These phrases are basically cliches that no longer have any meaning. Even if these statements are true it doesn’t matter because EVERYBODY puts this on their resume. So you can imagine what type of impact this has on the person reading it: pretty much none.
Try to think of other ways to describe yourself that are actually relevant to yourself and hopefully make it so you stand out against the crowd.
Some others to avoid?
- Attention to Detail
- Works well under pressure
- Team Player
- Good Communication skills
- Strong Organizational skills
- Great Customer Service skills
Unfortunately an “Objective” only tells the reader what you hope to become someday and what your aspirations are which really has no real bearing on who you are RIGHT NOW. The whole aim of the resume is to give me an idea who are so why not use this space to describe yourself in a way that your employment history and skills cannot.
You can use this space to write something like a personal statement or description of yourself. Just be careful to stay away from writing a personal biography. You should be putting in relevant skills and beliefs that have to do with the job you are applying for.
It could be something like this:
I am a veteran design professional with 10 years experience managing successful advertising campaigns for a variety of clients with an emphasis in the food services industry. My strength is in conceptual development and managing teams effectively to develop those ideas. I believe that an effective ad is not the most popular but the one that drives the most sales.
This isn’t horrible to include, but what is better is to list your accomplishments while in the position. Maybe you increased profits or initiated some changes that improved the business. Responsibilities show me that you can do what you are told. Accomplishments show me that you can add value.
Also limit the number of responsiblities/accomplishments. (1 to 2 is enough) Most people feel the need to jam pack this area full of info but nobody actually reads a resume this in-depth and it can deter the reader from reading the rest. Try to leave something to talk about in the interview.
Hobbies and other unncessary info
Anything that is not related to the job should not be on the resume. Period. This also goes for previous employment that has nothing to do with the job your applying to. No need to put in your stint as a delivery guy at Jimmy Johns if you are applying to be a designer.
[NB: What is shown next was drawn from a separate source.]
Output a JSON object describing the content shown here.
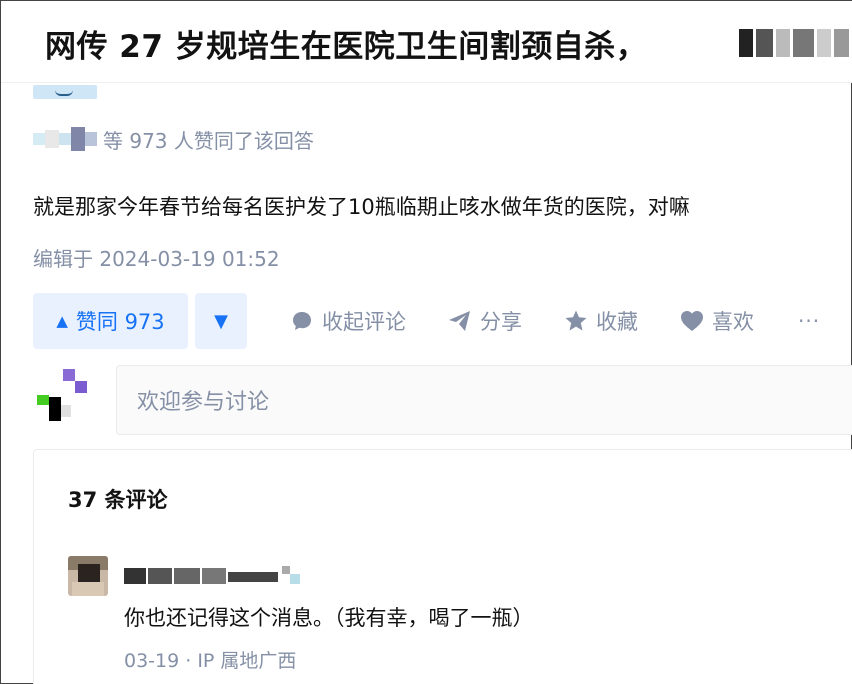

Even if it shows customer service skills and that you are a team player.
Unlike many of the other poster competitions posted on this site, The Ravinia competition is open only to Students. Also while it is open to the whole country, it seems to be more popular among those in the Chicago Area. That means your chances for winning here are definitely higher than in other contests.
Ravinia is a outdoor music venue located in Highland Park and every summer thousands of people come there to picnic on their lawns and take in music ranging from Yo Yo Ma to Blondie. They are looking for poster designs that is “visually appealing” and captures the “musical summertime mood” of this very special festival.
Deadline December 1
Entry Format: 9″ x 13.5″ printed on 11″ x 17″ paper. Mounted
Text: Ravinia or Ravinia Festival; Highland Park, IL Summer 2012; Celebrating the Women’s Board 50th Year.
Multicolor rendering to print in six total colors: four-color process + PMS +varnish or five flat colors + varnish
Final Output size of poster is 24″ x 36″ 300dpi
Include the entry form and proof of student enrollment (copy of school ID)
Check out the updated contest page. We’ve got 2 photography contests and 1 poster contest. Check them out!